Tokyo city’s public transport is world-famous for efficiency, reliability and also rush-hour crowds. The extensive public transport network including trains (both underground and above ground railway system), buses, and taxis. Local tip – If you are only visiting the city for a few days it might work out best to buy a train pass. There are many options from one-day unlimited use to pay-as-you-go systems. Having a train passcard can save time and money plus the card can be used on all city lines and city buses.
Airport – Tokyo is served by two airports: Narita Airport receives most of the international flights plus a small number of domestic flights. Narita is located 60 km from central Tokyo. All three terminals of Narita Airport are connected with central Tokyo by multiple rail and bus lines. To central Tokyo and Shinjuku (center of gay Tokyo) take the JR Narita Express (NEX). Tokyo’s second airport Haneda Airport is more centrally located and handles the majority of domestic flights plus a few international flights.
Trains – Tokyo’s train network operates from 5 am to midnight. During this time traveling by train is the fastest and convenient form of transport. Rush hour in Tokyo lasts far longer than in most cities. Expect the train to be quieter between 10 am and 5 pm only.

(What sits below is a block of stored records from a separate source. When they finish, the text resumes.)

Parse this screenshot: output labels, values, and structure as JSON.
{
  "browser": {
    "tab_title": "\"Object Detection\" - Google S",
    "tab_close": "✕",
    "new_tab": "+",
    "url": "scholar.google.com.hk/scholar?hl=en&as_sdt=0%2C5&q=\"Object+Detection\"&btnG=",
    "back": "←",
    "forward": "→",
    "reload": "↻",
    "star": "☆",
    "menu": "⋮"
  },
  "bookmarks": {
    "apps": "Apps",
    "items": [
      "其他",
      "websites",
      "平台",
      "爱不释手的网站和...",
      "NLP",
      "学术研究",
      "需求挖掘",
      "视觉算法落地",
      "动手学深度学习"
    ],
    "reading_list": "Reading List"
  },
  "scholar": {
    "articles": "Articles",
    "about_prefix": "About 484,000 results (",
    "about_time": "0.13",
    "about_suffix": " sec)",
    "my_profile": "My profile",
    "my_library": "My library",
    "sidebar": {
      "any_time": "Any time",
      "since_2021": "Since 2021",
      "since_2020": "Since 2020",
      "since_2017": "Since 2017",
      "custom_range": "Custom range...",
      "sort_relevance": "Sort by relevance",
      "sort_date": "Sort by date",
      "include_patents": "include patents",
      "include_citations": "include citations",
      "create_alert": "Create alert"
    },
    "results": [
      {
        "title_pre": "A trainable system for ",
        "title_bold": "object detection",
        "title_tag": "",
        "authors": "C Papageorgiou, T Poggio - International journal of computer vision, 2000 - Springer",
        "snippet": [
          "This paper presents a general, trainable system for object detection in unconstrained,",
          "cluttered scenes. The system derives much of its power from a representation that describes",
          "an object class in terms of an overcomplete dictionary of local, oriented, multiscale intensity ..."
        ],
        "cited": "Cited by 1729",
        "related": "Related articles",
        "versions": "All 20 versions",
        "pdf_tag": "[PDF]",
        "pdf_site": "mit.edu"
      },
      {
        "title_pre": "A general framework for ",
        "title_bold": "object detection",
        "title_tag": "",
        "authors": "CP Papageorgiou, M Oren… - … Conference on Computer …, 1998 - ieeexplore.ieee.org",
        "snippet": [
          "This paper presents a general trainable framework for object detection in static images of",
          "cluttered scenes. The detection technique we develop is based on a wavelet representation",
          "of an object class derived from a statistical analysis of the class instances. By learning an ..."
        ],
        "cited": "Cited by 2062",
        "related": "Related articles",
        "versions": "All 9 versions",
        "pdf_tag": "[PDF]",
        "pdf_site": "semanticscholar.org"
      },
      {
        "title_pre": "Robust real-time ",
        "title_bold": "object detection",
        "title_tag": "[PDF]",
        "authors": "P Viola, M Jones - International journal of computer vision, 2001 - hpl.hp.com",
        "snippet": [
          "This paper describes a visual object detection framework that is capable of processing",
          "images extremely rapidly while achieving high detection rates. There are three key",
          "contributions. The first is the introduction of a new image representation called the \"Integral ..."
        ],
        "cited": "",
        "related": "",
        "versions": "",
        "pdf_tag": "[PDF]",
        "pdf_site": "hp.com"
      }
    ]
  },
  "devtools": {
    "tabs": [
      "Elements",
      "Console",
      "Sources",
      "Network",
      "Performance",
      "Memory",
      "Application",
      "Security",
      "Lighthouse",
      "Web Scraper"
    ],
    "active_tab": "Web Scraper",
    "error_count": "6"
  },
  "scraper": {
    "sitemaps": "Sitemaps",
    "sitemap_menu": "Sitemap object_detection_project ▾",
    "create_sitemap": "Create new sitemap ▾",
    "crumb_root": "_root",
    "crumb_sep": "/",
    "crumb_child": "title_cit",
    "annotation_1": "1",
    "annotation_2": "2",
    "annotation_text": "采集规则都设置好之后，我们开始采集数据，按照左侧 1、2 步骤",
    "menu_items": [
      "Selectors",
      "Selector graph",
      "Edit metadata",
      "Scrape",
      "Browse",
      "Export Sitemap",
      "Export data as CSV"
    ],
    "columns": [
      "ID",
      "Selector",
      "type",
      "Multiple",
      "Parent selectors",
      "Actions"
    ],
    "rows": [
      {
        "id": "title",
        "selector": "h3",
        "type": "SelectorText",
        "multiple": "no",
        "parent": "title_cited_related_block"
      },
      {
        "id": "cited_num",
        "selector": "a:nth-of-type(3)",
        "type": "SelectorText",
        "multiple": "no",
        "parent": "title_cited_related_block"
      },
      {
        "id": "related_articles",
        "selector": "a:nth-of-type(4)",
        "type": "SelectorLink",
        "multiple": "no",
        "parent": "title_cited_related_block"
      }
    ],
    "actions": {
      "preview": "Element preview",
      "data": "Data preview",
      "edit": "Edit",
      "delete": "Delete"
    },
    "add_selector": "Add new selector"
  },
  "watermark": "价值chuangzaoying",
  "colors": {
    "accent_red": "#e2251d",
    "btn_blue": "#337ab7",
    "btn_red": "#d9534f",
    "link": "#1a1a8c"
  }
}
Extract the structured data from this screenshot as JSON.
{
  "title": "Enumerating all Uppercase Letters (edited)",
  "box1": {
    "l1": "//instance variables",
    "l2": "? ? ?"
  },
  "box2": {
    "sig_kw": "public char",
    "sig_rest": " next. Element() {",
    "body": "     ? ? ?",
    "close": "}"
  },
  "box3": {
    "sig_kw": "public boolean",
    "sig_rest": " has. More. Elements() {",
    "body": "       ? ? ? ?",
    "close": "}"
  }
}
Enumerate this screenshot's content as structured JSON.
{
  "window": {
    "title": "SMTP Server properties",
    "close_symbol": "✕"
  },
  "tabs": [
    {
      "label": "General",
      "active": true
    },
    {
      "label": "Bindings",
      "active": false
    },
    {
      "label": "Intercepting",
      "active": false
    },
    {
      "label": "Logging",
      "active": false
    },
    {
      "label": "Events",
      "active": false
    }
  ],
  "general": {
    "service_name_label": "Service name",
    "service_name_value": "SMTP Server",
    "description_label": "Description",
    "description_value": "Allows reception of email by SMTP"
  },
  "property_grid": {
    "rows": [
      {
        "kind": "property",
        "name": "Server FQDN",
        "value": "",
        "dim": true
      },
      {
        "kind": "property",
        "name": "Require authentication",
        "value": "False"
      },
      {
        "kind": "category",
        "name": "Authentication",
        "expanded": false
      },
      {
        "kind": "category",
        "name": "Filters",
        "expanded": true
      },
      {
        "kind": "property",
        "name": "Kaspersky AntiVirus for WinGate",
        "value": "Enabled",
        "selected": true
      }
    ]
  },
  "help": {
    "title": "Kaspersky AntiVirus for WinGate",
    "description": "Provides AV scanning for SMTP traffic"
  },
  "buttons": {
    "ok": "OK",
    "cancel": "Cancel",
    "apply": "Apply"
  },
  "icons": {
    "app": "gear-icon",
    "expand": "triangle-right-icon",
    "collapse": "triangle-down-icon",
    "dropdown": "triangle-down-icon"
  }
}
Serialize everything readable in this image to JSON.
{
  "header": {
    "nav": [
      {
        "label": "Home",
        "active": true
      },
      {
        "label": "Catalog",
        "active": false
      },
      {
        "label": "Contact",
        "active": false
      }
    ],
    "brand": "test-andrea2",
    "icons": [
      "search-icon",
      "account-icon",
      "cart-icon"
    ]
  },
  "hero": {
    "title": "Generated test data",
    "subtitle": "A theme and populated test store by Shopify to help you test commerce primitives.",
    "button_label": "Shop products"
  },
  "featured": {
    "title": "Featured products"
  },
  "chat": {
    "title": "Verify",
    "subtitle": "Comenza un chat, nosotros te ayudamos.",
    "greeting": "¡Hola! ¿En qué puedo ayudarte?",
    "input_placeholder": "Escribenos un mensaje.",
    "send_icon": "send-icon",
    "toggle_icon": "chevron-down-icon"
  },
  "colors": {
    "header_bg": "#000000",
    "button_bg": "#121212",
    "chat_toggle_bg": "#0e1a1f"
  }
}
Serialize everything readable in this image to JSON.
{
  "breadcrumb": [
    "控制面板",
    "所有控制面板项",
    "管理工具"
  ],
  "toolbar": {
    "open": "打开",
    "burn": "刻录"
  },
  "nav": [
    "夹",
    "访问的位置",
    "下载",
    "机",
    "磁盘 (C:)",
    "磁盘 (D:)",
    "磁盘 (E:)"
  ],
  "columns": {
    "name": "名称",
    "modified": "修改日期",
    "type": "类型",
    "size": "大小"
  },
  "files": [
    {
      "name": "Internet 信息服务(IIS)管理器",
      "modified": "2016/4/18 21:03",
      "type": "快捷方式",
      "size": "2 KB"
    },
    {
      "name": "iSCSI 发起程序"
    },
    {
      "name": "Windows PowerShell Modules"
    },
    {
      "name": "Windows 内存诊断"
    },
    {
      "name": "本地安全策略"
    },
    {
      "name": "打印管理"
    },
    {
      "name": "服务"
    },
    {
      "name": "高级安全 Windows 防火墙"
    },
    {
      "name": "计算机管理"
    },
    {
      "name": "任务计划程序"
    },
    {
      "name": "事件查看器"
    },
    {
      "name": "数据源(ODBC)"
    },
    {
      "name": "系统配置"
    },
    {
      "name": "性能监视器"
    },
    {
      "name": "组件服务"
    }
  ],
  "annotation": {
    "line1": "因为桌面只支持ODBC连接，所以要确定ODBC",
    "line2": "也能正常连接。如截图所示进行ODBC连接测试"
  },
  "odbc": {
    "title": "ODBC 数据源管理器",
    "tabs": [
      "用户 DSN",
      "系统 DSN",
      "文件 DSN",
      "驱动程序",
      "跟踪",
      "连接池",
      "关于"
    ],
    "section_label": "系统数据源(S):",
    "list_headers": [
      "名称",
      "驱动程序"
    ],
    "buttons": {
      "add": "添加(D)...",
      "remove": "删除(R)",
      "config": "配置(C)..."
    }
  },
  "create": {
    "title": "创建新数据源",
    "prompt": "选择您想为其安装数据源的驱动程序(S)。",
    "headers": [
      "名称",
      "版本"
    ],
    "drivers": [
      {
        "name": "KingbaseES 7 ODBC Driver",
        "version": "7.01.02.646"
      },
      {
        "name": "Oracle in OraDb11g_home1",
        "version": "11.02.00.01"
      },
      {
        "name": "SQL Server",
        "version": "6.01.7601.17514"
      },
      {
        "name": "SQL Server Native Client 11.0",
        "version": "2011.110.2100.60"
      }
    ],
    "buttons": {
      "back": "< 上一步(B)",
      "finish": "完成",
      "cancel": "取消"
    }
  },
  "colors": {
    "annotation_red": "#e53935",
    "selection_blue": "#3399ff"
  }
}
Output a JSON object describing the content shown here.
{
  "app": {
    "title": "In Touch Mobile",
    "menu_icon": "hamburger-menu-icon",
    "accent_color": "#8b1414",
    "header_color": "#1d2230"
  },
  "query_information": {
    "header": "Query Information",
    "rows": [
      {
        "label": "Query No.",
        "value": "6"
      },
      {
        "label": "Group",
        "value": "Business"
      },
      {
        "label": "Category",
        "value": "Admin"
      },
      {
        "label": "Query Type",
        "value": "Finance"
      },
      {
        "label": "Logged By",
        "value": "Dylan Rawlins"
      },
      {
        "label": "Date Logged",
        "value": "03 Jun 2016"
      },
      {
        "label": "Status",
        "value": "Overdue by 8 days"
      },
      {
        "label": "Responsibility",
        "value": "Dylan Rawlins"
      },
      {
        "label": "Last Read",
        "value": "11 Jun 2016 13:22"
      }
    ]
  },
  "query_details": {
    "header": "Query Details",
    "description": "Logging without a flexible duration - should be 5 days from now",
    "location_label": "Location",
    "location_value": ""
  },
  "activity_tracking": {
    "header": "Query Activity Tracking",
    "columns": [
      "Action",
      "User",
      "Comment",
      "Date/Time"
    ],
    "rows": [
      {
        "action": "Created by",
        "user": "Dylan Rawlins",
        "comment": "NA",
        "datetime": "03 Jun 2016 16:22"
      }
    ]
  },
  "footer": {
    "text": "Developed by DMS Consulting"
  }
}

Taxi – efficient and run on meter however drivers often lack English language skills, so try to have your destination’s address written down in Japanese. Taxis in Tokyo, for the average traveler, are expensive. For anybody looking to travel after midnight, taxi’s are the only form of transport. Uber is available in Tokyo.
Bus – Tokyo has a large bus network covering the city. With maps and signs in English, it’s pretty easy for tourists to use. Pay via IC Card (the same card used for trains) or use exact fare only (most buses have change machines). Enter at the back of the bus, remembering to pick up a ticket and pay when leaving the bus via the front door.
Sign up for our newsletter and discover travel experiences you’ll really want to try.